One Flew Over The Cuckoo’s Nest @ The Gallery Players a review by Frederick R. Stal
Randall Patrick McMurphy is a rebel with a good heart who manages to sway his fellow inmates and audience alike. As the lead role (Joseph Cassese) in the legendary “One Flew Over the Cuckoo’s Nest” which was released onscreen over 40 years ago, he still captivates us, makes us think, and of course laugh as well. How else to get by in the mundane daily routine of an insane asylum? Dale Wasserman’s theatrical adaptation stays true to an impactful, solemn storyline with a very important underlying message.
The novel, written in 1960 after a graduate fellowship at Stanford University and subsequently published 2 years later, is written by the late Ken Kesey. Kesey himself was no stranger to the rebellious spirit, being an important voice and figure in the counterculture movement. He hosted the famous Acid Tests, which embraced the use of psychedelic drugs and also were the initial platform that launched the career of the legendary Grateful Dead. Kesey was a proud leader of the Merry Pranksters. This is chronicled in another work, Tom Wolfe’s “Electric Kool-Aid Acid Test”. Working night shifts at the Menlo Park Veterans Hospital inspired Kesey to write ‘Cuckoo’s Nest’, later to be adapted for the screen some 15 years later by director Milos Forman.
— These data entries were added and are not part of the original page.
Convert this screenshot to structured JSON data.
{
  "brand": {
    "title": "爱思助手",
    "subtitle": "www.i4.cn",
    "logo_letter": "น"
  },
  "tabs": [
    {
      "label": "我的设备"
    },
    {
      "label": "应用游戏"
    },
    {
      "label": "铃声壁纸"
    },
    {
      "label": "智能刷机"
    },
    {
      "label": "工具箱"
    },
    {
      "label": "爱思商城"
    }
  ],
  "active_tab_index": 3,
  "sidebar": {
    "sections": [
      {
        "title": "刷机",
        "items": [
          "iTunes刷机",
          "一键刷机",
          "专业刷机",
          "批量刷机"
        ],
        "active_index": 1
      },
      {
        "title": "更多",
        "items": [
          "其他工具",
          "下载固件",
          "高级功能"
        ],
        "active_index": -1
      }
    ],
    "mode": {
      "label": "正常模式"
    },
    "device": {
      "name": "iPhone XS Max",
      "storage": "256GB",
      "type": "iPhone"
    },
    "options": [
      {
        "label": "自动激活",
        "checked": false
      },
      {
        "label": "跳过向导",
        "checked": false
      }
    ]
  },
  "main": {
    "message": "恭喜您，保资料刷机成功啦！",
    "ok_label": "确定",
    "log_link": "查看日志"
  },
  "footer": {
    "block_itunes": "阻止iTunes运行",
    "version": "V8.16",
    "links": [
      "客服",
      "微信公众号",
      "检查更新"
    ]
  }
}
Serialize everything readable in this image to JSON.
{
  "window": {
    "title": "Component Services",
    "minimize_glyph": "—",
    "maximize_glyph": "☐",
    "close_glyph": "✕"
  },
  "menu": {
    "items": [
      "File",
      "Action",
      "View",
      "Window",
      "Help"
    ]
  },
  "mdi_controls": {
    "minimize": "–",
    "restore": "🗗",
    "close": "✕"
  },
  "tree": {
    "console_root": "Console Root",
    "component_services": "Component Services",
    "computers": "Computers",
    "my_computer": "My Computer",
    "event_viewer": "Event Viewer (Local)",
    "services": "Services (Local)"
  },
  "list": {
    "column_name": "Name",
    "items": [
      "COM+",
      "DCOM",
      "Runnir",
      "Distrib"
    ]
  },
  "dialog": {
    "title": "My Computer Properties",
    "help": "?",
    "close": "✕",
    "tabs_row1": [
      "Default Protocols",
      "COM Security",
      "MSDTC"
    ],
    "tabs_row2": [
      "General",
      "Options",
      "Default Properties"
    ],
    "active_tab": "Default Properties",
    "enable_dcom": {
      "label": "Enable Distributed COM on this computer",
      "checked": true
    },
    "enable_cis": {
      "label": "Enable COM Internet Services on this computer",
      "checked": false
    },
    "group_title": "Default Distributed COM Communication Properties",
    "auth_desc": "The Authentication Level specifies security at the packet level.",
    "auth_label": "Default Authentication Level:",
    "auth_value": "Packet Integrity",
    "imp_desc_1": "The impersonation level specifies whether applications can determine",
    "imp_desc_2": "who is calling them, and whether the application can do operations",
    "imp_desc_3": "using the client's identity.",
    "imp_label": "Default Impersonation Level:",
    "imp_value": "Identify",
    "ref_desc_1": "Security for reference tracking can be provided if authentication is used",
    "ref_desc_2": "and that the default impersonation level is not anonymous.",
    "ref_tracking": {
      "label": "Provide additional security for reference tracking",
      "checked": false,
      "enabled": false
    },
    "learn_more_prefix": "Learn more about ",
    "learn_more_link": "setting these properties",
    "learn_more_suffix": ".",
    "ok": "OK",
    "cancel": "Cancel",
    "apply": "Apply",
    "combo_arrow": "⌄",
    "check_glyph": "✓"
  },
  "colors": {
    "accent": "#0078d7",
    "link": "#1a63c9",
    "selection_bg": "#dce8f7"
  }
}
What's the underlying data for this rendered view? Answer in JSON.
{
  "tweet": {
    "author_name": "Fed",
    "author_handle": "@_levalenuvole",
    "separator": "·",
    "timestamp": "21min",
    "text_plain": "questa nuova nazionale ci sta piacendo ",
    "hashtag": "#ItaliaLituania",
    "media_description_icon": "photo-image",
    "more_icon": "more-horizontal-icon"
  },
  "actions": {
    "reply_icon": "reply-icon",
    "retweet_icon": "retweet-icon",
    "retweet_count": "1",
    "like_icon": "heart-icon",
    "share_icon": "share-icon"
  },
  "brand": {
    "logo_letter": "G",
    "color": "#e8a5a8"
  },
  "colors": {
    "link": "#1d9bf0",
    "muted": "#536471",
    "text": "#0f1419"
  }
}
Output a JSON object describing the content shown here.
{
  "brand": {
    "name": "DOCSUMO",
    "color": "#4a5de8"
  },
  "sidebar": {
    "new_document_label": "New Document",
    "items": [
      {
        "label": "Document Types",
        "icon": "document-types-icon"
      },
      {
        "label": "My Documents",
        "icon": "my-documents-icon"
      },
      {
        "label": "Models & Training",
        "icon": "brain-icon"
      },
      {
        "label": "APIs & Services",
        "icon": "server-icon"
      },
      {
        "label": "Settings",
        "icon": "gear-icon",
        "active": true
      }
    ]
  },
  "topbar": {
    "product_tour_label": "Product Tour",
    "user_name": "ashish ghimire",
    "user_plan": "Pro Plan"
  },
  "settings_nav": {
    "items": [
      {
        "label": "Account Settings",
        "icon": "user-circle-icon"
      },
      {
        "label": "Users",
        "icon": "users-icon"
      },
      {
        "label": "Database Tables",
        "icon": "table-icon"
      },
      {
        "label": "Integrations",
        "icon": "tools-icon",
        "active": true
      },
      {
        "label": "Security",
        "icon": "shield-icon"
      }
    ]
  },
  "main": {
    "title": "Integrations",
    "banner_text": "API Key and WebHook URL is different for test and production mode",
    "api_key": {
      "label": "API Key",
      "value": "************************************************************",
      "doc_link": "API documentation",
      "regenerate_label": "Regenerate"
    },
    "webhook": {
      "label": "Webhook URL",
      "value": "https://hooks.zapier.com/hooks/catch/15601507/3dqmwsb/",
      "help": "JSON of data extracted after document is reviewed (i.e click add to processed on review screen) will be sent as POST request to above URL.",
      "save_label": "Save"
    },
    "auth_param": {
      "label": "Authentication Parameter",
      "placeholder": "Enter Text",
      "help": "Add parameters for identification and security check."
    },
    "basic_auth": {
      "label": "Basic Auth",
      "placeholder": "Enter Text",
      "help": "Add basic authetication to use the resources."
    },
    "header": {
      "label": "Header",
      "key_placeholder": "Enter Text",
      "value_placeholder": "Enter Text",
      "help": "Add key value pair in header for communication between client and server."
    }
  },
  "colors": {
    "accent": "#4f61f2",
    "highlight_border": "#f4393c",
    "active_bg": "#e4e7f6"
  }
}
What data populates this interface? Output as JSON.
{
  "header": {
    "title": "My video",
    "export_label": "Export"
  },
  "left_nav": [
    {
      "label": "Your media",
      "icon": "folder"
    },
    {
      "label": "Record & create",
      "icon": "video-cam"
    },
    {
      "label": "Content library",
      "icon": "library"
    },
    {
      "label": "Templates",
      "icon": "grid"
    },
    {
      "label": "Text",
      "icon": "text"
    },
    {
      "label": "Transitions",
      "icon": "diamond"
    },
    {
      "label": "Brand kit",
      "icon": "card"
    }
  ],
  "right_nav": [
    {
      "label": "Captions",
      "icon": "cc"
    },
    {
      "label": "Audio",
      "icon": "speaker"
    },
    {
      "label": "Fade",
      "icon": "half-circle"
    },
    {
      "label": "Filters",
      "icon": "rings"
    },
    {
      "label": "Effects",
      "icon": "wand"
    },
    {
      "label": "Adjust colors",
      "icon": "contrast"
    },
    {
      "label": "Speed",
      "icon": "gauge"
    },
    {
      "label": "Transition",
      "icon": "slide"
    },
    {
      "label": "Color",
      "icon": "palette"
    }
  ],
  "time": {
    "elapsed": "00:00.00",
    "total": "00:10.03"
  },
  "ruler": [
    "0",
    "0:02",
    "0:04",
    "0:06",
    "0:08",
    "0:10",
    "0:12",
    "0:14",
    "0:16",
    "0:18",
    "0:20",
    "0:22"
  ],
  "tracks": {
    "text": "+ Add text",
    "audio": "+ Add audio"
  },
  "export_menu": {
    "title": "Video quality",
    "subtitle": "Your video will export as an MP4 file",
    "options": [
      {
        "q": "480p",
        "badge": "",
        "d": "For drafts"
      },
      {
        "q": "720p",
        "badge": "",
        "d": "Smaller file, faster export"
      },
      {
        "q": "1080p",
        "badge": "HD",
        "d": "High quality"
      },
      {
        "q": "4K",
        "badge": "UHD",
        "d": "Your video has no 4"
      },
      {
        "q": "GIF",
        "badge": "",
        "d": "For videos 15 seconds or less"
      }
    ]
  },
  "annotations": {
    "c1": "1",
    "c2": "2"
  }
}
The production stayed true to the original story, which is narrated throughout by Chief Bromden (Jonathan D. Mesisca), a half Native American whose large physical stature and enormous strength do not reflect his own self-image. He speaks to his father, in first person narrative about his thoughts on the experience and what feels like endless nights in the institution. Chief Bromden’s perspective shapes the conscience of the story, adding depth and perspective. This is quite interesting, as the character presents himself as being deaf and mute. McMurphy, referred to as “Mac”, fakes his insanity to escape the hard work of prison life. Nurse Mildred Ratched (Sidney Fortner) is perpetually antagonized by McMurphy from the get-go, giving the other patients the comfort to join in. Her subtle shaming, insistence on following the “rules”, threats of electroshock therapy, and overall demeaning undertones prove her to be the true antagonist.
‘Cuckoo’s Nest’ alludes to several themes, coupled with the intimacy of The Gallery Players, allowed for a real experience for the audience member. The cast and crew clearly put much thought and work into this production. I felt like I was on the ward with the other inmates, experiencing what they were experiencing, and feeling what they were feeling. McMurphy may have failed, “But at least I tried” he says, and that said it all. His provocations made us all think outside the box, question what sanity truly is, and have a sense of freedom even behind asylum walls. Chief Bromden, ‘The Chief’, in the end does what McMurphy could not. As he escapes, it leaves you feeling a sense of relief and freedom as you say the lines “…one flew east, one flew west, One flew over the cuckoo’s nest”.
The Gallery Players – www.galleryplayers.com
Located at 199 14th Street, Brooklyn NY